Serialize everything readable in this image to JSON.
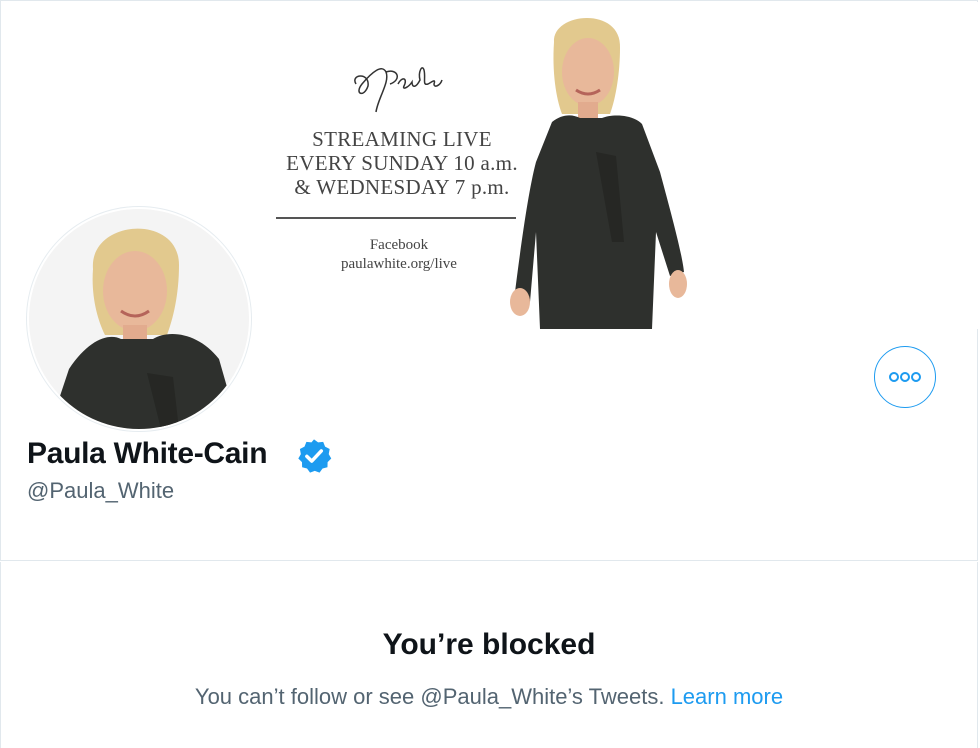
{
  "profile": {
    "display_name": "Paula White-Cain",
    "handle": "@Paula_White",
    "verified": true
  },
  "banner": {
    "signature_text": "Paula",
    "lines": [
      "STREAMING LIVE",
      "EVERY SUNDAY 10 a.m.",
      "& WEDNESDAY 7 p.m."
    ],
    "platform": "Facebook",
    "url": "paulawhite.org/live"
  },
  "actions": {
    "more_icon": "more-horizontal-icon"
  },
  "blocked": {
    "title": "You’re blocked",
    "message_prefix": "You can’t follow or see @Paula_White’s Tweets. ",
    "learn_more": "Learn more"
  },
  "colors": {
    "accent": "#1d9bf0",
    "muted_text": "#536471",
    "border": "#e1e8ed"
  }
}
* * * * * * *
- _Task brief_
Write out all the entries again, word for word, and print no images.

- _Written answer_
Serialize everything readable in this image to JSON.
{
  "profile": {
    "display_name": "Paula White-Cain",
    "handle": "@Paula_White",
    "verified": true
  },
  "banner": {
    "signature_text": "Paula",
    "lines": [
      "STREAMING LIVE",
      "EVERY SUNDAY 10 a.m.",
      "& WEDNESDAY 7 p.m."
    ],
    "platform": "Facebook",
    "url": "paulawhite.org/live"
  },
  "actions": {
    "more_icon": "more-horizontal-icon"
  },
  "blocked": {
    "title": "You’re blocked",
    "message_prefix": "You can’t follow or see @Paula_White’s Tweets. ",
    "learn_more": "Learn more"
  },
  "colors": {
    "accent": "#1d9bf0",
    "muted_text": "#536471",
    "border": "#e1e8ed"
  }
}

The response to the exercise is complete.